The first steps included working up a brief (I'll spare you that large document full of text, and skip to the colorful pictures), followed by a mind map (left) and research into other logo styles (right).
From there, I moved on to rough ideas and sketching. Many of these leaned into the idea of a popping bubble.
The choices were narrowed down to two, both of which used the popping-bubble idea. Further sketching and refinement followed:
Since both finalists included the popping bubble, I moved into Illustrator to create them both. I started with the stacked letters inside the bubble, since once I had the bubble created for that, I could take it and modify it for the option where it takes the place of the O in POP.
You'll hear designers talk about grids and alignment a lot, but they really are handy. Especially with the font I used, I opted to add a bit more playfulness by replacing the uppercase N and E with lowercase, and had to size and scale them to fit with the rest of the letters. Thanks to the grid, I was able to match line weights and curves.
There are a lot of circles here, too. They're actually based on Fibonacci numbers -- the green circles are 1 unit high, the yellow circles are 2 units high, the blue circles are 3 units, and the large bubble is 13 units.
Once the bubble was completed, we could move it over to the second finalist. I really liked how the large droplet replaces the counter in the second P of POP, but I don't like how the splashes of the bursting bubble overlap with the spine of that P. It makes that one area too busy in an otherwise simple design.
Decision made: the version with the stacked text is the winner!
There were some color and formatting decisions to make, testing out the colors used in the previous logo (that the company wanted to keep, for consistency).
I tried out both solid, and an outline version with an offset color. The offset version is cool in its own way, but it tends to clutter up a relatively simple and clean logo.
Final presentation time!

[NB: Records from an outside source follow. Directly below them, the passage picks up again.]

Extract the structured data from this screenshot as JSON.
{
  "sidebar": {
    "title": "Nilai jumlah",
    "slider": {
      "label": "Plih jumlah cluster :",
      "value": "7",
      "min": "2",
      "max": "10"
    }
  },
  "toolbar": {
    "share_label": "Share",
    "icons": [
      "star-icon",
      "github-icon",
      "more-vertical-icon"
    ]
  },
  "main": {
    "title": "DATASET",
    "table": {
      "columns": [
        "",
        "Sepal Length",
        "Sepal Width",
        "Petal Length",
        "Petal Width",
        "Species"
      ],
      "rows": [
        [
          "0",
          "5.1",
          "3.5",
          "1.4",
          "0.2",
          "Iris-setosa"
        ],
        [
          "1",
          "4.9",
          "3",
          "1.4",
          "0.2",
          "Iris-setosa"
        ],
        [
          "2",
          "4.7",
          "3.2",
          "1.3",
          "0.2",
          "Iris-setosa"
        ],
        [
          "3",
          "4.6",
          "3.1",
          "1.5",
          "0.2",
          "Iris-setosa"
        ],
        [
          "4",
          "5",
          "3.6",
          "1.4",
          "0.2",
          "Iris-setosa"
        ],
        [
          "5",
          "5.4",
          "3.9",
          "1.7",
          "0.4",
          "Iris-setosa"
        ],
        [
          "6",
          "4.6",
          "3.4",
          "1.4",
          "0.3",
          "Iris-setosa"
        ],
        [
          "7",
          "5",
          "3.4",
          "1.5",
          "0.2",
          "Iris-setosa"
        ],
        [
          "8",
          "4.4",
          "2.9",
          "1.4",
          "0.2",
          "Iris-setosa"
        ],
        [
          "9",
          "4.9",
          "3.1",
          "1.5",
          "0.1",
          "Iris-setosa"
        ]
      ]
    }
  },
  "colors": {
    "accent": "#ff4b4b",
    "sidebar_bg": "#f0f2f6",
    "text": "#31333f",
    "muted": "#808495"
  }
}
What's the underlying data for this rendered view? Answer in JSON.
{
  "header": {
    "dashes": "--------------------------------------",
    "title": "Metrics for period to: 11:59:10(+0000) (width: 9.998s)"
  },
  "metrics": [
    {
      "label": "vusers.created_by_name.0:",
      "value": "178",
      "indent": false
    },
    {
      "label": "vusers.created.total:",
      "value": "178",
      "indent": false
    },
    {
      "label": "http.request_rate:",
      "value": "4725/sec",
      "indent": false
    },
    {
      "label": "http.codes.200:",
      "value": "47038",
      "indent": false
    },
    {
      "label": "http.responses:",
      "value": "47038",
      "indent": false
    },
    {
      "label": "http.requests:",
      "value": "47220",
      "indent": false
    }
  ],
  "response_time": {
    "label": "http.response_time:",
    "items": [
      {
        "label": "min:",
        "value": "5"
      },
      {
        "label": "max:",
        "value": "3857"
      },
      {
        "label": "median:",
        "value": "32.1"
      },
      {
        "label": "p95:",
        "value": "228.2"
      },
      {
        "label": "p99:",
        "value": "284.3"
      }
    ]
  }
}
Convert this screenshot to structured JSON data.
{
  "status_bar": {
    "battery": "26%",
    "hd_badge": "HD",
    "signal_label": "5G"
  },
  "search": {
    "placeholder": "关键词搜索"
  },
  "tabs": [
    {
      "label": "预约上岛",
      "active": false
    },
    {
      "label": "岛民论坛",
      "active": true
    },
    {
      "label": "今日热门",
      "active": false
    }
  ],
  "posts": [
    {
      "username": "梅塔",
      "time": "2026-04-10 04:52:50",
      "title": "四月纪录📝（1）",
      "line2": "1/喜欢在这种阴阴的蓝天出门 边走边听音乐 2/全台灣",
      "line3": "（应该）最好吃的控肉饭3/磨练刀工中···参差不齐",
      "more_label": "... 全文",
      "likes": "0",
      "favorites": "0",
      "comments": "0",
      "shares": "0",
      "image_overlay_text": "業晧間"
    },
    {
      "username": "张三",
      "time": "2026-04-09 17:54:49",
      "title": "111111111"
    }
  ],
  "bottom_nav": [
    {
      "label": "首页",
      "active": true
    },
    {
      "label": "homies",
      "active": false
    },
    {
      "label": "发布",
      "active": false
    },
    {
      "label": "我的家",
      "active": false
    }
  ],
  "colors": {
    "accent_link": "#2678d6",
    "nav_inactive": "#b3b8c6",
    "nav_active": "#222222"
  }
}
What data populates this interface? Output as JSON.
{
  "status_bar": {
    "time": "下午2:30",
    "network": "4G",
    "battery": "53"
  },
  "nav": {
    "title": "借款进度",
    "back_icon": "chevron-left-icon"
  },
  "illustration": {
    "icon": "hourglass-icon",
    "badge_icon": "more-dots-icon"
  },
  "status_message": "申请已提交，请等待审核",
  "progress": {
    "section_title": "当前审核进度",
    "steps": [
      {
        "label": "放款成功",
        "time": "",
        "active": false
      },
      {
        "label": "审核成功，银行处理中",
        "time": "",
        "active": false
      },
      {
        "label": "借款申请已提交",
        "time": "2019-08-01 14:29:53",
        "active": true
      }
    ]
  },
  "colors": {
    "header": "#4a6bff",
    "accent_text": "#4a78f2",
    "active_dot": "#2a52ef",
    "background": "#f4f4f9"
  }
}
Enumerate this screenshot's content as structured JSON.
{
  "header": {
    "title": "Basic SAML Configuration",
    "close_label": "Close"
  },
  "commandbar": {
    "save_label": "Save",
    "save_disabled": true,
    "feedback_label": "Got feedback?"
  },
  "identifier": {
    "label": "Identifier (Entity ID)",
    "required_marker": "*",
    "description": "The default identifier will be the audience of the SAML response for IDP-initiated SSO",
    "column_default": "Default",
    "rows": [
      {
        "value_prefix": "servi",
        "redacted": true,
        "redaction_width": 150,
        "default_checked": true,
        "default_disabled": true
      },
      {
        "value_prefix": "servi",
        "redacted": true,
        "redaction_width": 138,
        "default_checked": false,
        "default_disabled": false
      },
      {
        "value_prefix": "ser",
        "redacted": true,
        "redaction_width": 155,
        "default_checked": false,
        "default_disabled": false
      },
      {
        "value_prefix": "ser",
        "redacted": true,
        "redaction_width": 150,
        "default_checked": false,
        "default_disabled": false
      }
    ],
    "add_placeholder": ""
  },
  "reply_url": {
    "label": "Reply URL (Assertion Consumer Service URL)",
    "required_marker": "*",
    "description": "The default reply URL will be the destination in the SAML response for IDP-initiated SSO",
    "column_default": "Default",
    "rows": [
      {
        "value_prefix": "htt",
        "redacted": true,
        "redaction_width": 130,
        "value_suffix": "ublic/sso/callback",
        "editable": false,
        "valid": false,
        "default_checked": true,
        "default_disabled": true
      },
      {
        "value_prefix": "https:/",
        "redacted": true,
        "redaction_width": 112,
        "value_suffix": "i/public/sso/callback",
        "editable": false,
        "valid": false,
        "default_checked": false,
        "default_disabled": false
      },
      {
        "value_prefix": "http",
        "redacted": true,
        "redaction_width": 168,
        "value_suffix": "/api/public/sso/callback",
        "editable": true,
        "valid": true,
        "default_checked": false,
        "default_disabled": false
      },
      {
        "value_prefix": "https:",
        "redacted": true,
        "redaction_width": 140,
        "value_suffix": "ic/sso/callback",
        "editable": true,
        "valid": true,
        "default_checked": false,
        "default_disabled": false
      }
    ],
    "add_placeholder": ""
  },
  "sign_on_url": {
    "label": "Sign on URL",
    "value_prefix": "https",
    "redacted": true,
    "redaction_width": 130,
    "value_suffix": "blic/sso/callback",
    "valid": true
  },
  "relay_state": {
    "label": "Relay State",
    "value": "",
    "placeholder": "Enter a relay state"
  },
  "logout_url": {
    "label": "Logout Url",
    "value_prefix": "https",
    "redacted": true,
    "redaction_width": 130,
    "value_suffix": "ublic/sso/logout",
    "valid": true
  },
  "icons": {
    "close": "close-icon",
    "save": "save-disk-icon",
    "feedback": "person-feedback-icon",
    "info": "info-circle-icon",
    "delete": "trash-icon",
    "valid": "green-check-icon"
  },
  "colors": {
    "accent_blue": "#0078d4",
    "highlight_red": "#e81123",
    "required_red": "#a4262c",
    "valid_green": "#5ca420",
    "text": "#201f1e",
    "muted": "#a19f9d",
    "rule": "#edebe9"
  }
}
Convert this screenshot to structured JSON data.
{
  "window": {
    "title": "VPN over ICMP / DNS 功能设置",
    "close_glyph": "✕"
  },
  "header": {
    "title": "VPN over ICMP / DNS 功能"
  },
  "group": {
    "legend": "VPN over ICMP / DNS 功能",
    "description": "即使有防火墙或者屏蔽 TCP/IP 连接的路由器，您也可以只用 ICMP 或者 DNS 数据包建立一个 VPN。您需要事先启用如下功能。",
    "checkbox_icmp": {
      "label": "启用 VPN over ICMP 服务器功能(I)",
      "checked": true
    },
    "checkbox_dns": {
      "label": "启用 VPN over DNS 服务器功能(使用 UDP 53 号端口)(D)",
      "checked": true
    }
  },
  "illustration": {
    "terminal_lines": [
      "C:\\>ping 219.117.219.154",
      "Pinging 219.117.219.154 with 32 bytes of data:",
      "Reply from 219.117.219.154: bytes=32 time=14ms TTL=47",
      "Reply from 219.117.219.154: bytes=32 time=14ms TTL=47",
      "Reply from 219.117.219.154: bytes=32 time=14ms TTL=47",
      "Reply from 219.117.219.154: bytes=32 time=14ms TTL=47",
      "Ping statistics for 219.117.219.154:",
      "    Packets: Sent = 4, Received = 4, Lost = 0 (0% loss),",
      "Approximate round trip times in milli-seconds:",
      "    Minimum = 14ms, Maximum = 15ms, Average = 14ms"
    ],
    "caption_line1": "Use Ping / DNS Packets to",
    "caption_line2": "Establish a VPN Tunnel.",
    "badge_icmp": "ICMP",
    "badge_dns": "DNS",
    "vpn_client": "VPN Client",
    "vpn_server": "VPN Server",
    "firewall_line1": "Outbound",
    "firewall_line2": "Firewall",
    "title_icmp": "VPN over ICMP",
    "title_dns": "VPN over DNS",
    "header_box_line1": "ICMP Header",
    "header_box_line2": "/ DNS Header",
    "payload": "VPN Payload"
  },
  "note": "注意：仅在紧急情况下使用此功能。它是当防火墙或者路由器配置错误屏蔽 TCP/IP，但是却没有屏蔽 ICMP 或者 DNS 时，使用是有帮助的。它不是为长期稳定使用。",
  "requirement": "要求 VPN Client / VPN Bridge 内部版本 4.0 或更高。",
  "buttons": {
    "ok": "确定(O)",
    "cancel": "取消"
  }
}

First up is a full sheet detailing the logo, color options, and fonts used. (This font is Software Tester 7, bulked up a bit to make it more bold.) Then samples of business cards (front/back), as well as letterhead stationery and a #10 envelope. Last up were a set of mockups showing the logo in action:
(This lady on the mocked-up ID badge came with the mockup. I could have put another face in there, but her expression delighted me.)
So there you have it, a student project developing a logo and corporate branding package!